Relator contends that she did not send out letters to customers without prior approval and that she did not attempt to implement changes to respondent’s business. But on review, this court is not entitled to weigh the evidence; rather, we give deference to the decision of the commissioner’s representative. Tuff v. Knitcraft Corp., 526 N.W.2d 50, 51 (Minn. 1995). Because the record contains support for the factual findings of the commissioner’s representative, we defer to those findings.
Because the record supports the factual findings of the commissioner’s representative, we must next determine whether, as a matter of law, relator’s actions rose to a level of misconduct contemplated under Minn. Stat. § 268.095, subd. 6. We have repeatedly held that a knowing violation of an employer’s rules or policies is misconduct. See, e.g., Sivertson v. Sims Sec., Inc., 390 N.W.2d 868, 871 (Minn. App. 1986) (employee’s violation of policy requiring security guard to remain at post until supervisor was notified and replacement arrived was misconduct), review denied (Minn. Aug. 20, 1986); Ruzynski v. Cub Foods, Inc., 378 N.W.2d 660, 662-63 (Minn. App. 1985) (employee’s violation of employer’s timecard policy was misconduct).

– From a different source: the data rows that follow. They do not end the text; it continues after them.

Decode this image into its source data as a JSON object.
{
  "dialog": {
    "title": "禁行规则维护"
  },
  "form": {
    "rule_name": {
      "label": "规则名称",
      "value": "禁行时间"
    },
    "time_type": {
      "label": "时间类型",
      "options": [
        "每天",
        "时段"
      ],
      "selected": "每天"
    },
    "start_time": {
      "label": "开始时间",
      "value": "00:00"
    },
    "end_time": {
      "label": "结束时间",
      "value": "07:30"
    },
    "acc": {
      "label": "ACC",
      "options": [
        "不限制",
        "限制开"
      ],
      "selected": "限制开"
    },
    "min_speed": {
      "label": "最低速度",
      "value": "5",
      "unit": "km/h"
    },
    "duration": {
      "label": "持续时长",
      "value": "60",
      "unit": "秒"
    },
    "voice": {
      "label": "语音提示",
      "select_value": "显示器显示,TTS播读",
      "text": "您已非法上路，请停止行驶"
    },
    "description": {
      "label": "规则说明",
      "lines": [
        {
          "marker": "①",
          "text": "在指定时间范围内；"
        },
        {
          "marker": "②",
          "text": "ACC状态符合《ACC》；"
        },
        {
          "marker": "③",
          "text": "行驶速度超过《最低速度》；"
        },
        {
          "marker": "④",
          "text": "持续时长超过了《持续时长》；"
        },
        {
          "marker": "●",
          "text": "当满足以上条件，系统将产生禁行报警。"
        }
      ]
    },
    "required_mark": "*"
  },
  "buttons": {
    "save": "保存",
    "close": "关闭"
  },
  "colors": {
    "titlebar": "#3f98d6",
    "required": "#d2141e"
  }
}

Relator disregarded direct instructions from her supervisors by sending out letters without the prior approval she was told was necessary and by ignoring the request that she not make suggestions about company procedure until she had been employed there for six months. The record does not indicate that relator was mistaken about the meaning of any of the instructions. Rather, she knew of the instructions and chose not to follow them. Because these actions were intentional and in direct violation of instructions she had received from respondent, her actions qualify as employment misconduct under the law. See Houston v. International Data Transfer Corp., 645 N.W.2d 144, 150 (Minn. 2002).

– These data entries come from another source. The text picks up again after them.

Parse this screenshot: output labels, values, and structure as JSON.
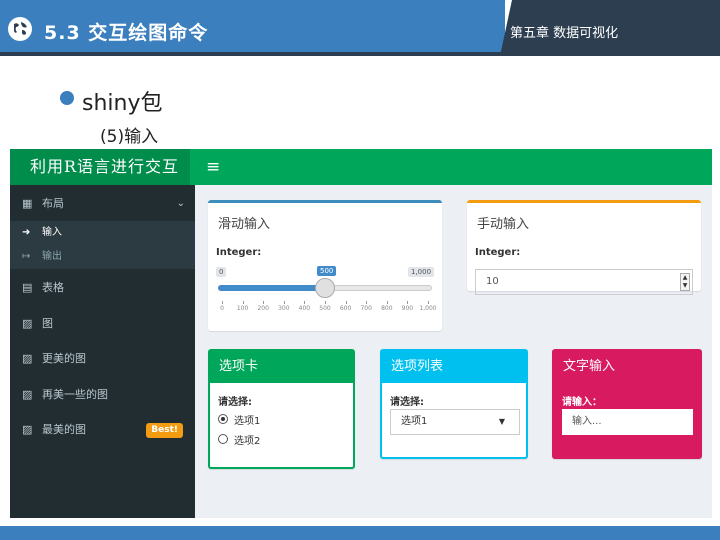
{
  "slide": {
    "title": "5.3 交互绘图命令",
    "chapter": "第五章 数据可视化",
    "bullet": "shiny包",
    "subheading": "(5)输入"
  },
  "colors": {
    "header_blue": "#3b7fbf",
    "header_dark": "#2c3e50",
    "app_green": "#00a65a",
    "info_cyan": "#00c0ef",
    "maroon_pink": "#d81b60",
    "warning_orange": "#f39c12",
    "primary_blue": "#3c8dbc"
  },
  "app": {
    "logo": "利用R语言进行交互",
    "hamburger": "≡",
    "sidebar": {
      "group": {
        "label": "布局",
        "icon": "grid-icon",
        "glyph": "▦",
        "chevron": "⌄"
      },
      "submenu": [
        {
          "label": "输入",
          "icon": "sign-in-icon",
          "glyph": "➜"
        },
        {
          "label": "输出",
          "icon": "sign-out-icon",
          "glyph": "↦"
        }
      ],
      "items": [
        {
          "label": "表格",
          "icon": "table-icon",
          "glyph": "▤"
        },
        {
          "label": "图",
          "icon": "image-icon",
          "glyph": "▨"
        },
        {
          "label": "更美的图",
          "icon": "image-icon",
          "glyph": "▨"
        },
        {
          "label": "再美一些的图",
          "icon": "image-icon",
          "glyph": "▨"
        },
        {
          "label": "最美的图",
          "icon": "image-icon",
          "glyph": "▨",
          "badge": "Best!"
        }
      ]
    },
    "slider_box": {
      "title": "滑动输入",
      "label": "Integer:",
      "min": "0",
      "max": "1,000",
      "value": "500",
      "fraction": 0.5,
      "ticks": [
        "0",
        "100",
        "200",
        "300",
        "400",
        "500",
        "600",
        "700",
        "800",
        "900",
        "1,000"
      ]
    },
    "manual_box": {
      "title": "手动输入",
      "label": "Integer:",
      "value": "10",
      "spin_up": "▲",
      "spin_down": "▼"
    },
    "tab_box": {
      "title": "选项卡",
      "label": "请选择:",
      "options": [
        {
          "label": "选项1",
          "selected": true
        },
        {
          "label": "选项2",
          "selected": false
        }
      ]
    },
    "list_box": {
      "title": "选项列表",
      "label": "请选择:",
      "selected": "选项1",
      "caret": "▼"
    },
    "text_box": {
      "title": "文字输入",
      "label": "请输入：",
      "placeholder": "输入..."
    }
  }
}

Relator also claims that she did not receive any written warnings of misconduct and that the conduct at issue involved one-time occurrences that she subsequently corrected. But, in the context of a claim for unemployment benefits, the issue is not whether the employer properly terminated the employee; it is whether the terminated employee is entitled to unemployment compensation. Auger v. Gillette Co., 303 N.W.2d 255, 257 (Minn. 1981). And even a single incident may constitute misconduct disqualifying an employee from unemployment benefits, Wilson v. Comfort Bus Co., Inc., 491 N.W.2d 908, 911 (Minn. App. 1992), review denied (Minn. Jan. 15, 1993), if the incident involved was intentional conduct that disregarded the standards of conduct the employer had a right to expect. Minn. Stat. § 268.095, subd. 6(a) (2000). Because the facts show relator’s conduct was intentional, we conclude the commissioner’s representative did not err in concluding she was not entitled to unemployment benefits.